When Steven Wilson gave us the majestic Grace For Drowning in 2011 it seemed like an unquenchable outpouring of stylistic experiments that still coalesced into a whole. While hard to love, it was a towering achievement.
This follow-up is a more restrained six songs across 55 minutes (though there are a number of formats available, including a 2-CD, DVD and Blu-ray box set), with Wilson focusing on Victorian horror stories, taking inspiration from the works of Edgar Allan Poe and the Welsh supernaturalist Arthur Machen. It’s an album concerned with resonance and echoes from the past: the imprints that are made on locations by individuals’ passions and life-forces; in that sense it has a lingering quality that lilts somewhere between the pastoral and the esoteric.

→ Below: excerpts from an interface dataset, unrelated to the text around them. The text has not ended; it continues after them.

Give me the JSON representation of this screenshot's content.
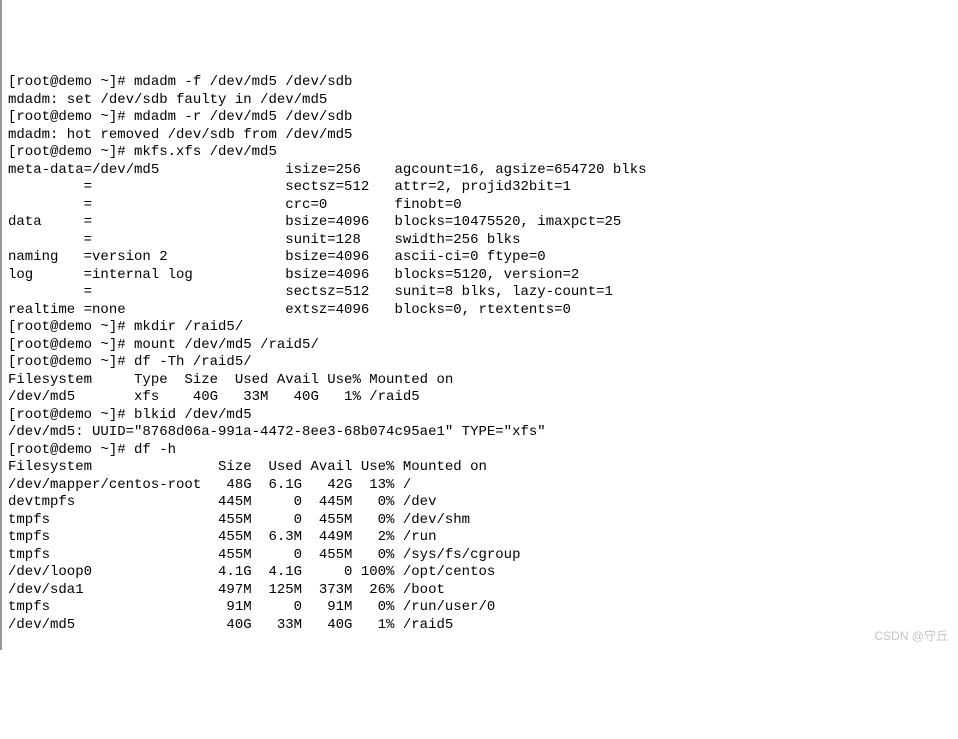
{
  "lines": [
    "[root@demo ~]# mdadm -f /dev/md5 /dev/sdb",
    "mdadm: set /dev/sdb faulty in /dev/md5",
    "[root@demo ~]# mdadm -r /dev/md5 /dev/sdb",
    "mdadm: hot removed /dev/sdb from /dev/md5",
    "[root@demo ~]# mkfs.xfs /dev/md5",
    "meta-data=/dev/md5               isize=256    agcount=16, agsize=654720 blks",
    "         =                       sectsz=512   attr=2, projid32bit=1",
    "         =                       crc=0        finobt=0",
    "data     =                       bsize=4096   blocks=10475520, imaxpct=25",
    "         =                       sunit=128    swidth=256 blks",
    "naming   =version 2              bsize=4096   ascii-ci=0 ftype=0",
    "log      =internal log           bsize=4096   blocks=5120, version=2",
    "         =                       sectsz=512   sunit=8 blks, lazy-count=1",
    "realtime =none                   extsz=4096   blocks=0, rtextents=0",
    "[root@demo ~]# mkdir /raid5/",
    "[root@demo ~]# mount /dev/md5 /raid5/",
    "[root@demo ~]# df -Th /raid5/",
    "Filesystem     Type  Size  Used Avail Use% Mounted on",
    "/dev/md5       xfs    40G   33M   40G   1% /raid5",
    "[root@demo ~]# blkid /dev/md5",
    "/dev/md5: UUID=\"8768d06a-991a-4472-8ee3-68b074c95ae1\" TYPE=\"xfs\"",
    "[root@demo ~]# df -h",
    "Filesystem               Size  Used Avail Use% Mounted on",
    "/dev/mapper/centos-root   48G  6.1G   42G  13% /",
    "devtmpfs                 445M     0  445M   0% /dev",
    "tmpfs                    455M     0  455M   0% /dev/shm",
    "tmpfs                    455M  6.3M  449M   2% /run",
    "tmpfs                    455M     0  455M   0% /sys/fs/cgroup",
    "/dev/loop0               4.1G  4.1G     0 100% /opt/centos",
    "/dev/sda1                497M  125M  373M  26% /boot",
    "tmpfs                     91M     0   91M   0% /run/user/0",
    "/dev/md5                  40G   33M   40G   1% /raid5"
  ],
  "watermark": "CSDN @守丘"
}
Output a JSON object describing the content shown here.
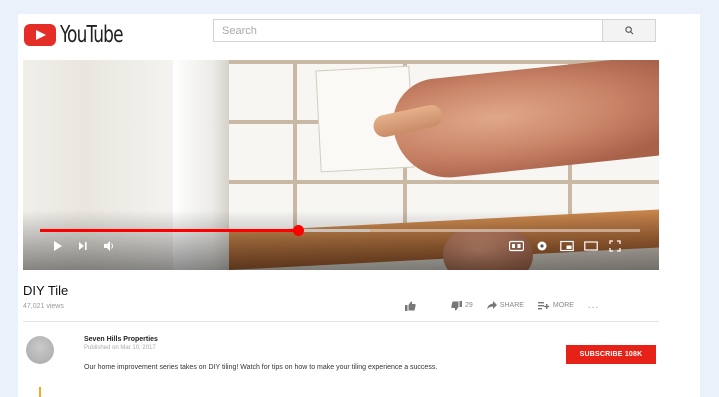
{
  "header": {
    "logo_text": "YouTube",
    "search_placeholder": "Search"
  },
  "video": {
    "progress_fraction": 0.43,
    "buffer_fraction": 0.55
  },
  "meta": {
    "title": "DIY Tile",
    "views": "47,021 views",
    "like_count": "",
    "dislike_count": "29",
    "share_label": "SHARE",
    "more_label": "MORE",
    "more_dots": "..."
  },
  "channel": {
    "name": "Seven Hills Properties",
    "published": "Published on Mar 10, 2017",
    "description": "Our home improvement series takes on DIY tiling! Watch for tips on how to make your tiling experience a success.",
    "subscribe_label": "SUBSCRIBE 108K"
  },
  "colors": {
    "brand_red": "#e62117",
    "progress_red": "#ff0000"
  },
  "icons": [
    "youtube-logo-icon",
    "search-icon",
    "play-icon",
    "next-icon",
    "volume-icon",
    "hd-icon",
    "settings-icon",
    "miniplayer-icon",
    "theater-icon",
    "fullscreen-icon",
    "like-icon",
    "dislike-icon",
    "share-icon",
    "add-to-icon"
  ]
}
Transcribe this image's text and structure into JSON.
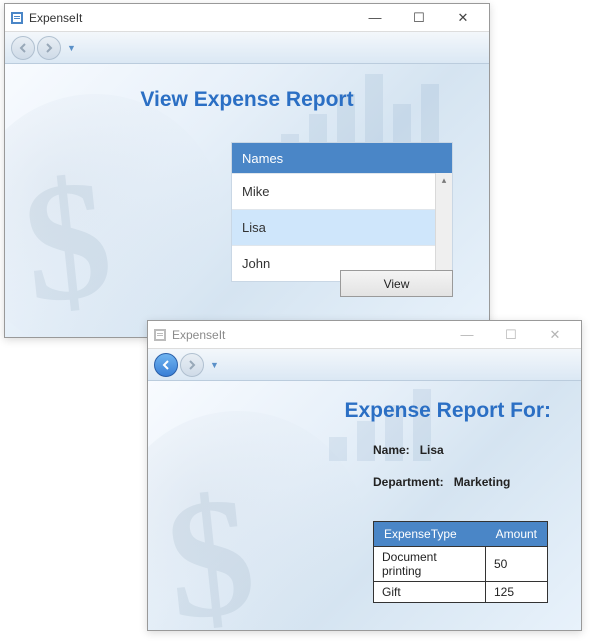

As with Grace For Drowning, there’s a merging of Canterbury jazz with a smoothly progressive symphonics and heavier rock outlook. Anyone looking for Wilson’s intriguing twists and turns won’t find them here, though. Despite the eclectic background material, it feels like a consolidation rather than a development.